From Great Bear Petro (image recovered 5/2/2013)
What is interesting in that GreatBear graphic is the progression of the permeability of the reservoirs. The permeability is going down by an order of magnitude for each new technology introduced. I don’t understand all the intricacies of geology but I do understand the mathematics and physics of diffusion. See here.
What decreasing permeability means is that the production rates of oil are now becoming completely diffusion-limited. In other words, the flow of oil is essentially a random walk from the source to the destination. All these new technologies are doing is exploiting the capabilities of diffusion-limited capture. This is the bottom-of-the-barrel stuff, kind of like driving your car off of fumes, or keeping your maple syrup bottle upside down, to make a more intuitive analogy out of it. The Bakken rates are likely all diffusion limited and I will be willing to bet this based on some of the data from Mason.
From Mason’s data, the flow of oil out of a hydraulically fractured well appears to be controlled by diffusional dynamics. This is what an average Bakken well decline looks like if one uses Mason’s charts.
The cumulative is the important part of the curve I believe because he plotted the instantaneous production incorrectly (which I tried to correct with the black dots).
But then if we look at Brackett’s analysis of Bakken (see below), I can better fit the average well to a hyperbolic decline model. A hyperbolic decline is an ensemble average of exponential declines of different rates, assuming maximum entropy in the distribution in rates (this works to describe lots of physical phenomena).
That conflicts with the diffusional model that better describes Mason’s data.
Now, I believe it’s possible that Brackett simply took the 1/e decline point on each well and then tried to extrapolate that to an average production. That’s the easy way out and is definitely wrong as this will always approximate a hyerbolic decline; of course I can check this if I can get access to the 3,694 samples that Brackett says goes into his analysis.
Mason and Brackett can’t both be right, as there are sufficient differences between diffusional flow decline and hyperbolic decline to impact projections. The former is steeper at first but has a fatter tail, whereas the latter will definitely decline more in the long term. Brackett says the average well will generate 250,000 barrels of oil while Mason shows twice that and still increasing.

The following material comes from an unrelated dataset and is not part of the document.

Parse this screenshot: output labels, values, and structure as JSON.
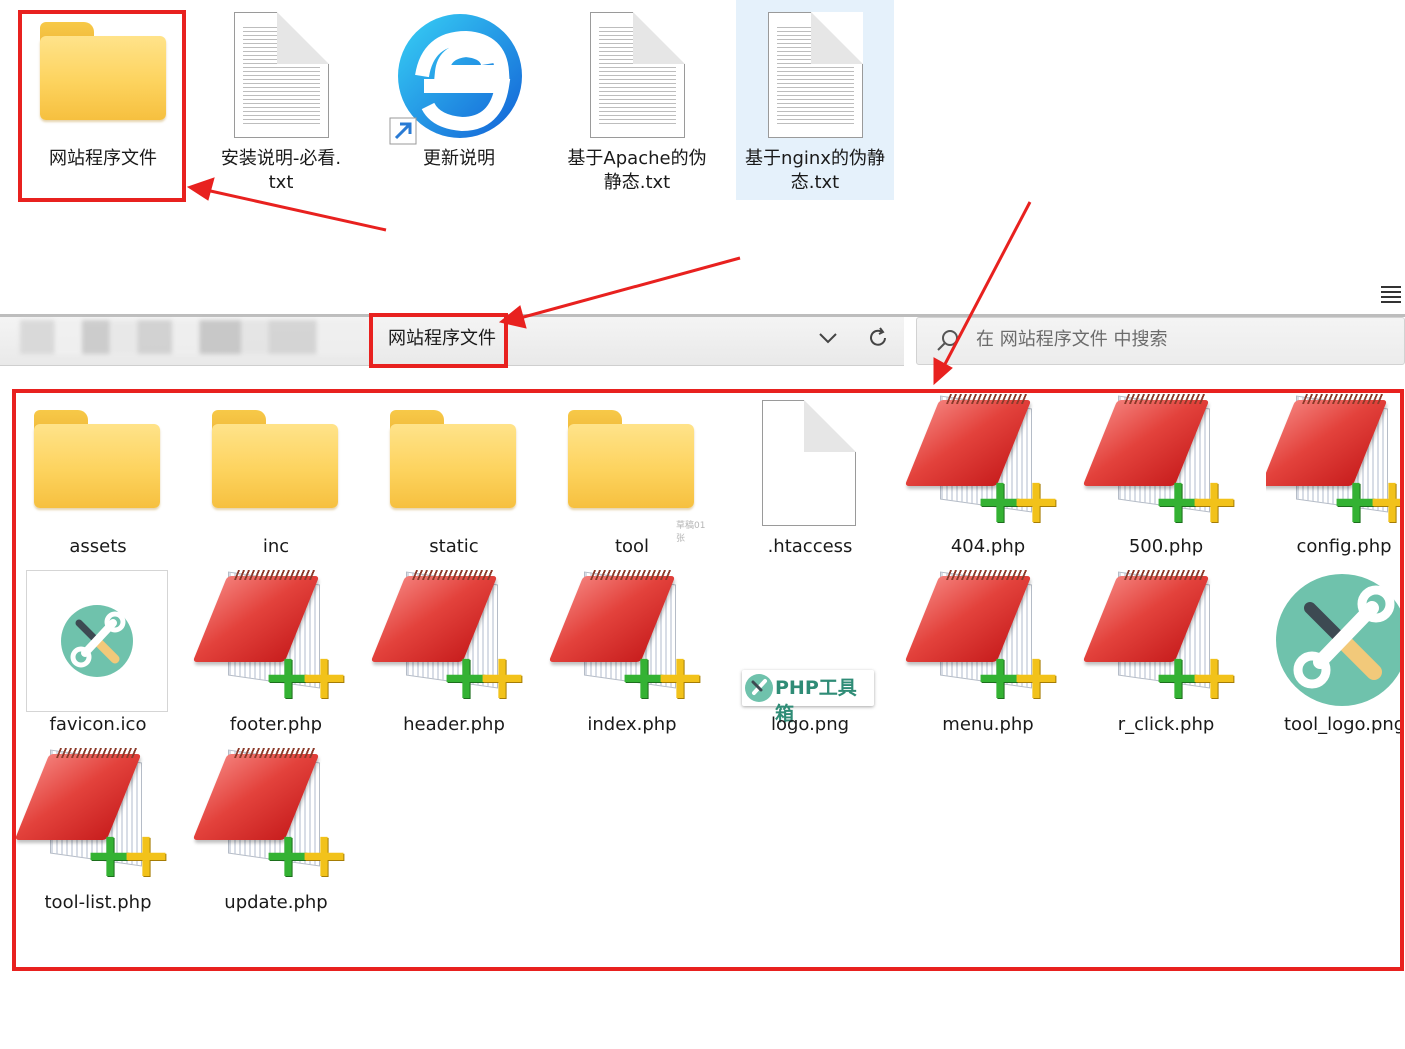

There will be more data forthcoming in the next few years. We will see how it pans out.